NEW YORK — This is a triumphant time for black women: Condoleezza Rice
in the global diplomatic spotlight, Michelle Obama captivating campaign
crowds as a potential first lady, billionaire Oprah Winfrey playing
It’s also a traumatic time: Rutgers University basketball players disparaged by radio host Don Imus, a black woman kidnapped and tortured by whites in West Virginia, the home-owning dreams of black women disproportionately dashed by foreclosures.
That remarkable mix is the focus of this year’s State of Black America report, issued last Wednesday by the National Urban League. It features essays looking at the array of challenges faced by African American women: economic, social, psychological and medical.
“The one thing that is certain is the need to hear and amplify the voices of black women,” longtime civil rights activist Dorothy Height writes in the foreword. “Too often, our needs, concerns, struggles and triumphs are diminished and subordinated to what is believed to be the more pressing concerns of others.”
Julianne Malveaux, the president of Bennett College for Women in Greensboro, N.C., contends in the report’s opening essay that the image of black women in popular culture has barely improved in the year since the Imus incident.
White men continue to dominate on TV’s Sunday morning news shows, she writes, while “the gyrating, undulating image of African American women in rap music videos and, by extension, on cable television is as prevalent as ever.”
The report delves deeply into economics, noting that black women are more likely than white or Hispanic women to be running a household and raising children on their own. According to Malveaux, black women hold more jobs nationwide than black men, yet — despite their breadwinner roles — earn less on average, $566 a week compared to $629 for black men.
In an essay about the home loan crisis, Andrea Harris, president of the North Carolina Institute for Minority Economic Development, suggests that black women have suffered disproportionately. Assessing recent federal data on subprime loans, which are a main culprit in the foreclosure epidemic, Harris says black women received far more of these loans in 2006 than white men.
“It is easy to imagine the devastation that is headed toward African American women and their communities,” Harris writes.
An essay by Dr. Doris Browne, a public health expert, details the above-average rates of cancer, diabetes and heart disease among black women.
On an upbeat note, former Labor Secretary Alexis Herman notes in her essay that black women are making huge strides as entrepreneurs.
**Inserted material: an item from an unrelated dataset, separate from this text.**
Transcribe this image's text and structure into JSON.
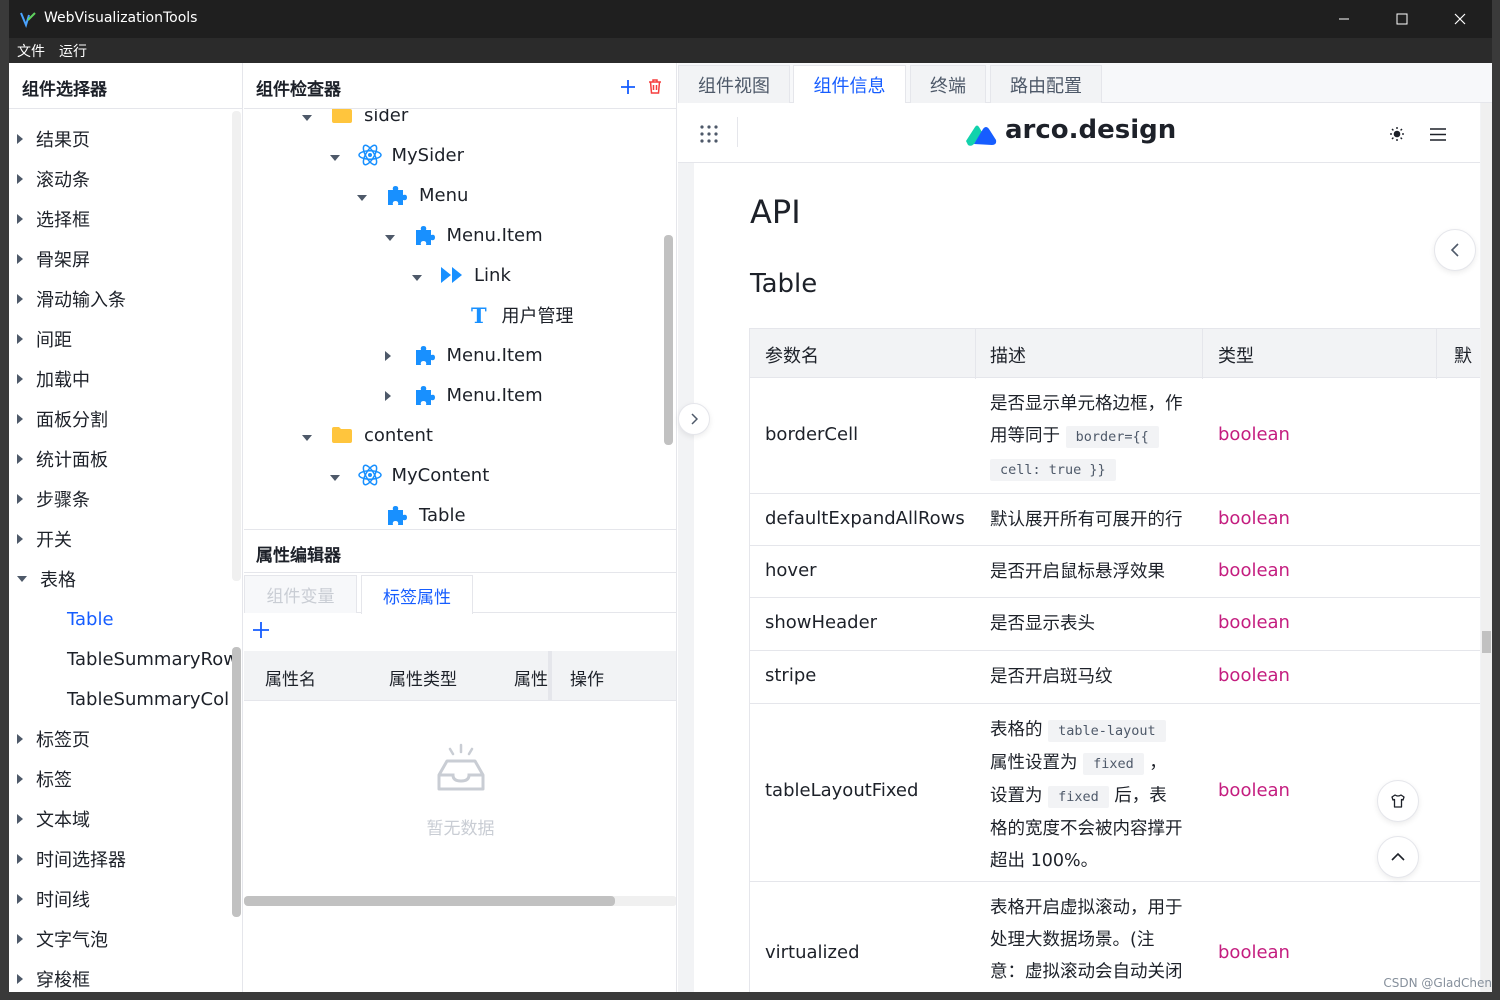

The number of businesses owned by them increased by 147 percent between 1997 and 2006, compared to an overall business growth rate of 24 percent, she wrote.
Another of the essayists, Melanie Campbell of the National Coalition on Black Civic Participation, said in an interview that disparities in health care and economics are the paramount issues for black women as the election campaign unfolds.
Exit polling shows that black women have become a larger force within the Democratic electorate compared to 2004, and Campbell said their expectations for policy changes also are rising.
“We want to go beyond being thought about,” she said. “We want action.”
The president of the Urban League, a 98-year-old black empowerment organization, hailed women as “the backbone of the black family” — constantly surmounting obstacles.
Marc Morial called for expansion of programs that would assist black women in starting businesses, protect more of them from predatory lending schemes, and provide more of them with affordable, high-quality child care.
“When black women hurt, the American family suffers,” Morial wrote. “But by uplifting black women, especially those struggling hardest to keep their families together and their dreams on track, we lift up every American community.”
A year ago, the Urban League focused its State of Black America report on the difficulties facing many young black men, including their high rates of crime and imprisonment. This year’s theme was welcomed by black women who believe their particular concerns often are overlooked.
“I’m heartened that we’re delving into this issue in depth in a way that we haven’t in the past,” said Avis Jones-DeWeever, a public policy expert with the National Council of Negro Women.
“For us, it’s two steps forward, one step back,” she added. “But we do have a lot to be proud of.”